▸ **What you are asked to do**
Pick every line from the data below that contains the string "text" and copy it.

┌──

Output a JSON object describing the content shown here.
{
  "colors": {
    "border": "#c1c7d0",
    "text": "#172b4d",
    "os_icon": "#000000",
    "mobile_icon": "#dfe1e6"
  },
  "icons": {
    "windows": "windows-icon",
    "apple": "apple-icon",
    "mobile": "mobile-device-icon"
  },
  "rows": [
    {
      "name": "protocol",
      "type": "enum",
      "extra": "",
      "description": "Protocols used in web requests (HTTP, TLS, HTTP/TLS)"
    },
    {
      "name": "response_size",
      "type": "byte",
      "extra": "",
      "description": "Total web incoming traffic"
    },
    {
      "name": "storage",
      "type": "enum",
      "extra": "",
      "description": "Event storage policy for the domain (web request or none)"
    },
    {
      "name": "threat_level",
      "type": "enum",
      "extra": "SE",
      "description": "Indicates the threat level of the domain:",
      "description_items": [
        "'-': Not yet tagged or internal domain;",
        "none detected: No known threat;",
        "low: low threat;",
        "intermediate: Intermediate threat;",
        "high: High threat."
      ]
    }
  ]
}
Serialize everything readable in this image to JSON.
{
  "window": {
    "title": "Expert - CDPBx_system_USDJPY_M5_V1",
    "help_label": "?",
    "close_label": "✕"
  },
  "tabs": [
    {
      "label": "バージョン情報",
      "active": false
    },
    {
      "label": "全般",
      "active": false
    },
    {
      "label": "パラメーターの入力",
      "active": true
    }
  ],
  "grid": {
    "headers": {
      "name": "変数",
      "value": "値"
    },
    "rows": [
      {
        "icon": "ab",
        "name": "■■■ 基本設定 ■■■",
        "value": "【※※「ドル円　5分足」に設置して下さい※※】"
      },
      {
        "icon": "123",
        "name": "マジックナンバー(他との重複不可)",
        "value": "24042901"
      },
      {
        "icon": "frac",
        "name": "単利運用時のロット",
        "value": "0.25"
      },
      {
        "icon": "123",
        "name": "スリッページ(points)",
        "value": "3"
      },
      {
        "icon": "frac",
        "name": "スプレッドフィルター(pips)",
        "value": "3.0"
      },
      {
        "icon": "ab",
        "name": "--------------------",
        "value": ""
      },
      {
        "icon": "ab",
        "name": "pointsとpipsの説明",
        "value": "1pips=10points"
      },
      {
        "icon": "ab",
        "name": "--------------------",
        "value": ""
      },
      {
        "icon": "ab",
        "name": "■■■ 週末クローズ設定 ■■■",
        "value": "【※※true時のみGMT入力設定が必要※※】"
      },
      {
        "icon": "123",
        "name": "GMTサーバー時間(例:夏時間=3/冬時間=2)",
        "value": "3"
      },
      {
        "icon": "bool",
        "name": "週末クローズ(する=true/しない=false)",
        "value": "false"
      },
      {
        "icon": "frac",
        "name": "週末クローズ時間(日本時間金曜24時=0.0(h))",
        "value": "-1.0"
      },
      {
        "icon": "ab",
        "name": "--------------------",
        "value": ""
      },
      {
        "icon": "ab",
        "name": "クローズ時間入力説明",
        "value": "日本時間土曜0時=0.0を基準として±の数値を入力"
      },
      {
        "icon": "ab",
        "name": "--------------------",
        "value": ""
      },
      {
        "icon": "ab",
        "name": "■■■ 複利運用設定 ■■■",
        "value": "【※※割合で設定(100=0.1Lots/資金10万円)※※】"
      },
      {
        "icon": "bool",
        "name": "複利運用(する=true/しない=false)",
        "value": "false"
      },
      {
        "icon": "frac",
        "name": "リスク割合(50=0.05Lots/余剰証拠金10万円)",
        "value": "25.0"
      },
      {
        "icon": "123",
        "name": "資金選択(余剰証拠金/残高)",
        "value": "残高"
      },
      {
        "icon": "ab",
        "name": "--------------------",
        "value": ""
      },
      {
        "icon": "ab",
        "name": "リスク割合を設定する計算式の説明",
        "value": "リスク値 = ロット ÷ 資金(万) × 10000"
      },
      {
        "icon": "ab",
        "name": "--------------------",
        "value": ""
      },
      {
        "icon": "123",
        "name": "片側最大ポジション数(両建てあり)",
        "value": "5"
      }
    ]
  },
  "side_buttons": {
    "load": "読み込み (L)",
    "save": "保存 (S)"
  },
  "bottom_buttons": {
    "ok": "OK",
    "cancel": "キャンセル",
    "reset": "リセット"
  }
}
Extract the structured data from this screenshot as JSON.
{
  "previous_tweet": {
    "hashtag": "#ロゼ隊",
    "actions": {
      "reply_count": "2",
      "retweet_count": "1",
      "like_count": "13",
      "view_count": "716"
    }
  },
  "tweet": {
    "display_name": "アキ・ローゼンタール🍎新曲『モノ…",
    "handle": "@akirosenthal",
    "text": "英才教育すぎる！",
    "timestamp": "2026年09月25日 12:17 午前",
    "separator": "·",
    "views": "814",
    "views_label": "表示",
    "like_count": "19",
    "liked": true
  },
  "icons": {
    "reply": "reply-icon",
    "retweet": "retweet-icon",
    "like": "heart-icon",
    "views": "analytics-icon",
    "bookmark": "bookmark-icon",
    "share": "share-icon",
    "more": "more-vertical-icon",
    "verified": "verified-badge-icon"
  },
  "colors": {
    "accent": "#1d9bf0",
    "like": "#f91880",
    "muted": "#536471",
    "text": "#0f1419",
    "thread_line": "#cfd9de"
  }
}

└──

▸ **Exercise response**
    "text": "#172b4d",
    "text": "英才教育すぎる！",
    "text": "#0f1419",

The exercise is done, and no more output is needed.